The execution team is composed of prison staff who volunteer to participate in the grisly process. On the orders of the corrections director, the IV team leader begins the injection of the drugs, beginning first with diazepam, a sedative, followed by fentanyl. Fentanyl is an opioid pain killer that is around 100 times stronger than morphine, while some similar compounds such as carfentanil are around 10,000 stronger. Nebraska is the first US state to use fentanyl in its execution protocol.
The third drug is cisatracurium, a paralyzing drug to stop the inmate’s breathing, followed finally by potassium chloride, to induce cardiac arrest.
Fresenius Kabi contends that the cisatracurium and potassium chloride may have been its products. It also argued that the drugs may have been obtained illegally and that they may have been stored and handled inappropriately. The company asked Governor Ricketts for assurances that the drugs wouldn’t be used in Tuesday’s execution, but received none.
The state has refused to say where it obtained the drugs. A statement from the office of Nebraska Attorney General Doug Peterson said simply: “Nebraska’s lethal injection drugs were purchased lawfully and pursuant to the State of Nebraska’s duty to carry out lawful capital sentences.”

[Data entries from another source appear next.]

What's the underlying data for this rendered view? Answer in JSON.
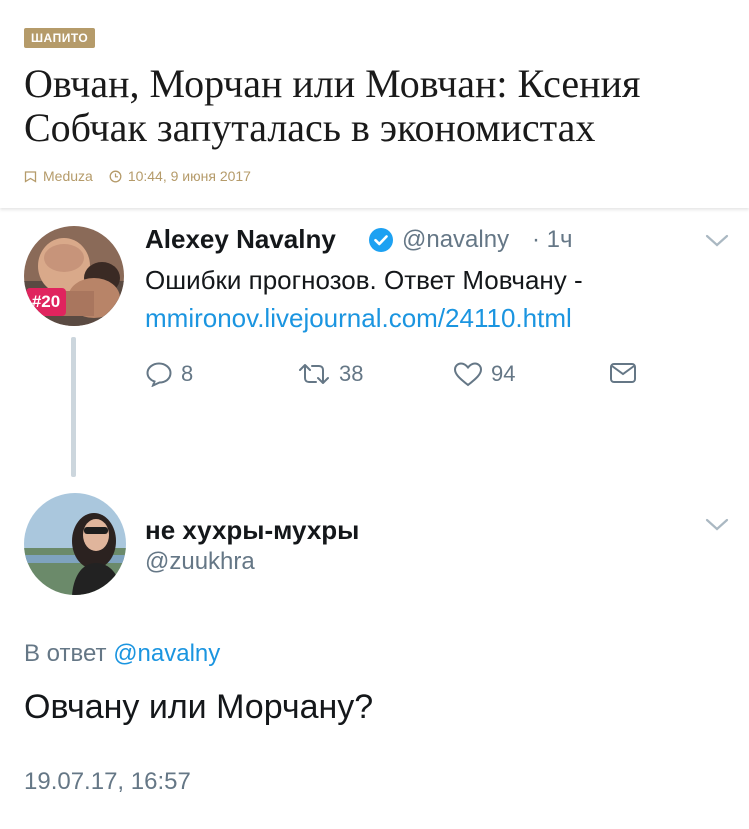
{
  "article": {
    "tag": "ШАПИТО",
    "headline": "Овчан, Морчан или Мовчан: Ксения Собчак запуталась в экономистах",
    "source": "Meduza",
    "datetime": "10:44, 9 июня 2017",
    "accent_color": "#b59b6a"
  },
  "tweet1": {
    "author_name": "Alexey Navalny",
    "handle": "@navalny",
    "time": "· 1ч",
    "avatar_badge": "#20",
    "text_line1": "Ошибки прогнозов. Ответ Мовчану -",
    "link": "mmironov.livejournal.com/24110.html",
    "actions": {
      "replies": "8",
      "retweets": "38",
      "likes": "94"
    },
    "icons": [
      "verified-badge-icon",
      "chevron-down-icon",
      "reply-icon",
      "retweet-icon",
      "like-icon",
      "dm-icon"
    ]
  },
  "tweet2": {
    "author_name": "не хухры-мухры",
    "handle": "@zuukhra",
    "reply_to_prefix": "В ответ",
    "reply_to_handle": "@navalny",
    "text": "Овчану или Морчану?",
    "timestamp": "19.07.17, 16:57"
  },
  "colors": {
    "link": "#1b95e0",
    "secondary_text": "#657786",
    "thread_line": "#ccd6dd",
    "badge_red": "#e0245e"
  }
}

Initial witness reports have said nothing went awry in Moore’s execution. Executions proceeding according to protocol generally take 10 minutes, Robert Dunham, director of the Death Penalty Information Center (DPIC), told the World-Herald. However, Moore’s execution took 23 minutes, according to prison officials, which could indicate problems with the lethal injection.

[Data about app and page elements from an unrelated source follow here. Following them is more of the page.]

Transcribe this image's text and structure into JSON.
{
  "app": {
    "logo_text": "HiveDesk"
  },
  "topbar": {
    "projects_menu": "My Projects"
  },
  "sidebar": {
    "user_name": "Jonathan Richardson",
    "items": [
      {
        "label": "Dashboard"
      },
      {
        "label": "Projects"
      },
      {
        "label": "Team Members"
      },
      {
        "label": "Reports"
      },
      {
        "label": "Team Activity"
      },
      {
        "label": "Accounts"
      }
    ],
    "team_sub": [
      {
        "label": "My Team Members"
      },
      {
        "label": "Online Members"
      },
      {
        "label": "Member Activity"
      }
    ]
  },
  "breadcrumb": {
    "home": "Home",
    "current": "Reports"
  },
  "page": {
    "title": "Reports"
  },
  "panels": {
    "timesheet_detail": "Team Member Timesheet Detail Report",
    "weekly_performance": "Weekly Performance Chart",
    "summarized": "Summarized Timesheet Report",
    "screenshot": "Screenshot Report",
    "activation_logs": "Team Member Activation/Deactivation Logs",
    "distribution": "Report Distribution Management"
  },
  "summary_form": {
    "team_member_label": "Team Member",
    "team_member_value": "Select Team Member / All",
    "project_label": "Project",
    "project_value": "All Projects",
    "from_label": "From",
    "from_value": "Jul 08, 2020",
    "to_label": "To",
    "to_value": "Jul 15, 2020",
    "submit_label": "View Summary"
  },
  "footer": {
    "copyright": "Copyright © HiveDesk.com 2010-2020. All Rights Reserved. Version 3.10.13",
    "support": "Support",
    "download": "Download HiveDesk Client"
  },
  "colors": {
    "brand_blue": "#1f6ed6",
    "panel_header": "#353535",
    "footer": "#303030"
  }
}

If the IV team misses a vein and the drugs are injected into the inmate’s muscles, death can be prolonged and painful. If the inmate regains consciousness, the inmate can experience excruciating, burning pain. Death penalty opponents also warn that if the cisatracurium has paralyzed the inmate, but the person is still conscious and feeling pain, the inmate would be unable to indicate this was occurring.
In several executions in 2014, including in Oklahoma and Ohio, condemned inmates were victims of lethal injections in which the first drugs used did not adequately sedate them. On January 9 of that year, Oklahoma used a three-drug protocol including pentobarbital obtained from an unidentified compounding pharmacy in the execution of Michael Lee Wilson. During the execution, he cried out, “I feel my whole body burning,” an indication that the pentobarbital was not fully effective and he was suffering excruciating pain.
Before Tuesday, the most recent execution in Nebraska was in 1997, when Robert Williams was put to death in the electric chair. The state has carried out four executions since the US Supreme Court reinstated the death penalty in 1976. Between 1879 and 1976, Nebraska executed 34 inmates, according to the ESPY File, database of executions in the US. Before 1914, the executions were carried out by hanging, and between 1914 and 1997, electrocution was the method.
In 2015, state lawmakers voted to abolish the death penalty in Nebraska. Governor Ricketts, a Republican, then “helped finance a ballot drive to reinstate capital punishment after lawmakers overrode his veto,” the Associated Press reported. Ricketts “contributed $300,000 of his own money to a petition drive organized by several close associates to place the issue on the November 2016 general election ballot,” AP said. Nebraska voters approved the measure by a 61 percent majority.